The primary purpose of this study was to document the actual gross movement competencies, as measured by the Test of Gross Motor Development, in obese versus nonobese children. A 2 Gender (male, female) × 2 Groups (obese, nonobese) × 2 Age Categories (Grade 1, Grade 4) × 2 Programs (quality daily physical education [QDPE], non-QDPE) completely randomized factorial design was used. A significant three-way interaction effect (Group × Age × Program) was found for the Locomotor Skills subscale, such that the difference in movement competency in locomotor skills between obese and nonobese children increased as children got older if they did not receive QPDE. A significant main program effect was also found for the Object Control Skills subscale, with the QDPE children scoring higher than the non-QDPE children. It appears, then, that QDPE programs offer a “protective” effect for the development of locomotor skills in obese children. Implications of these findings are discussed.

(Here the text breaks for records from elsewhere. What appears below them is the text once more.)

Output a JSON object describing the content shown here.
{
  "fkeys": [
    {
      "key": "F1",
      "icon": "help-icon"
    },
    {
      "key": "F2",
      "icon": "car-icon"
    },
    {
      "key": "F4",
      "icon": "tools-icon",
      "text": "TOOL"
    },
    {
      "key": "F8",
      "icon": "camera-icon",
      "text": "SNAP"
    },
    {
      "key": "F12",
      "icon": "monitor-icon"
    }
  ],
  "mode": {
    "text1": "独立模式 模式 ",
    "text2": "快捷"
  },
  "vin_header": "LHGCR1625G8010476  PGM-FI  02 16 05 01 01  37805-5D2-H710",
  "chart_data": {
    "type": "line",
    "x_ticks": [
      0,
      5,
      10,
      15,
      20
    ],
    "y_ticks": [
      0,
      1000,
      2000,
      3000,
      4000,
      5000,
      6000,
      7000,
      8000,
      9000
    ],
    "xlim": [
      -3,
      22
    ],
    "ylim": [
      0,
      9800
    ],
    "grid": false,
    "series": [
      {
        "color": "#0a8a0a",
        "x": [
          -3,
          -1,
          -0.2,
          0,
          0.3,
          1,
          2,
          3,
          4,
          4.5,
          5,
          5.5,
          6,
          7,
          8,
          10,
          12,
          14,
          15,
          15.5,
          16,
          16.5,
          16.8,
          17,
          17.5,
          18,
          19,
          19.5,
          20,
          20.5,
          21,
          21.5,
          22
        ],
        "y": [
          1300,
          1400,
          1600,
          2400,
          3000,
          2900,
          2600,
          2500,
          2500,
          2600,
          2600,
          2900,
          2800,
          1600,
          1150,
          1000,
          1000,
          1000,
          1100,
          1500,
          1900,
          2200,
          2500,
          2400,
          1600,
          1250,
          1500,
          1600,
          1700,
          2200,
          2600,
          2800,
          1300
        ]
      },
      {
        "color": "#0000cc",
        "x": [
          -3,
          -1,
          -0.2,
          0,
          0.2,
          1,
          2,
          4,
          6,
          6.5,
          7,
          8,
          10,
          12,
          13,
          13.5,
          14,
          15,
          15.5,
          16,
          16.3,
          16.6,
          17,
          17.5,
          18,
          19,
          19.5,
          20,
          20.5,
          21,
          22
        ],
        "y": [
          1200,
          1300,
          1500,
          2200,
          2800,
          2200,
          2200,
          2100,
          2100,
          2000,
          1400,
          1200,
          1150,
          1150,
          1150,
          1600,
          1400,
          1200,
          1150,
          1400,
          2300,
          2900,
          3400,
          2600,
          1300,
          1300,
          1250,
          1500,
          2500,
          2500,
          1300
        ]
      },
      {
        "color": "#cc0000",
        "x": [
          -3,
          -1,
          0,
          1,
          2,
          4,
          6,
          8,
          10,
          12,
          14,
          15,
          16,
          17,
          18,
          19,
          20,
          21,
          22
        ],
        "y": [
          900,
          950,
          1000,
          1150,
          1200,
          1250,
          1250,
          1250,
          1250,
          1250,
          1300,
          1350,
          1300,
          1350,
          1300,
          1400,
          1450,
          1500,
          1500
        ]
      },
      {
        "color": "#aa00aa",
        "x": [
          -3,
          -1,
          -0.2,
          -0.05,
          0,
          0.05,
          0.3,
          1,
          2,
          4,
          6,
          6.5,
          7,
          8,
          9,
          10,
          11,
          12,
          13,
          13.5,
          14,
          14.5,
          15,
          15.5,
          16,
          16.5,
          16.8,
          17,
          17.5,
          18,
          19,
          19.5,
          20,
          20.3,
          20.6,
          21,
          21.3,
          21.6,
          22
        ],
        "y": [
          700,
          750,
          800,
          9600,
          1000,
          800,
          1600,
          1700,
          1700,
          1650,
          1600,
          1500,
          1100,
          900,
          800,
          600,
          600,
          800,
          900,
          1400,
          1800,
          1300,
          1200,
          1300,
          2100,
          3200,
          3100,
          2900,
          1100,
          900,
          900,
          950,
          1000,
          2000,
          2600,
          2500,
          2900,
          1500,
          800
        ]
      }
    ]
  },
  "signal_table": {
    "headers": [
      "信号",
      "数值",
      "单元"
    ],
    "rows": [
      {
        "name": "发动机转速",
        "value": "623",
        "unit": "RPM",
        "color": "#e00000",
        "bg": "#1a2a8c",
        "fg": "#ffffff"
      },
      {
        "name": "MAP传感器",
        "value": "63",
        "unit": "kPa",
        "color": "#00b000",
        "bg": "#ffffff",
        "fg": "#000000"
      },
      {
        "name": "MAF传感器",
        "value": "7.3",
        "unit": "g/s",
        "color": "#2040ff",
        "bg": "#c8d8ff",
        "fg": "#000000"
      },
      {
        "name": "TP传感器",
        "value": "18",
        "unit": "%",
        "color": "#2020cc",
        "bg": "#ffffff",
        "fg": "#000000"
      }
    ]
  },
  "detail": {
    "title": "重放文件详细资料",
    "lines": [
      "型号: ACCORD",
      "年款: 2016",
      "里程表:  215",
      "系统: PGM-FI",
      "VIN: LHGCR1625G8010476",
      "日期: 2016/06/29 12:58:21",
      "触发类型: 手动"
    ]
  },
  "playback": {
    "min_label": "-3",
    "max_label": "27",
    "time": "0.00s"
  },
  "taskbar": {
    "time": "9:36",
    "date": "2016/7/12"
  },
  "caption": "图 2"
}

J. Dru Marshall and Marcel Bouffard are with the Department of Physical Education and Sport Studies at the University of Alberta, P-421 Van Vliet Physical Education Centre, Edmonton, AB Canada T6G 2H9.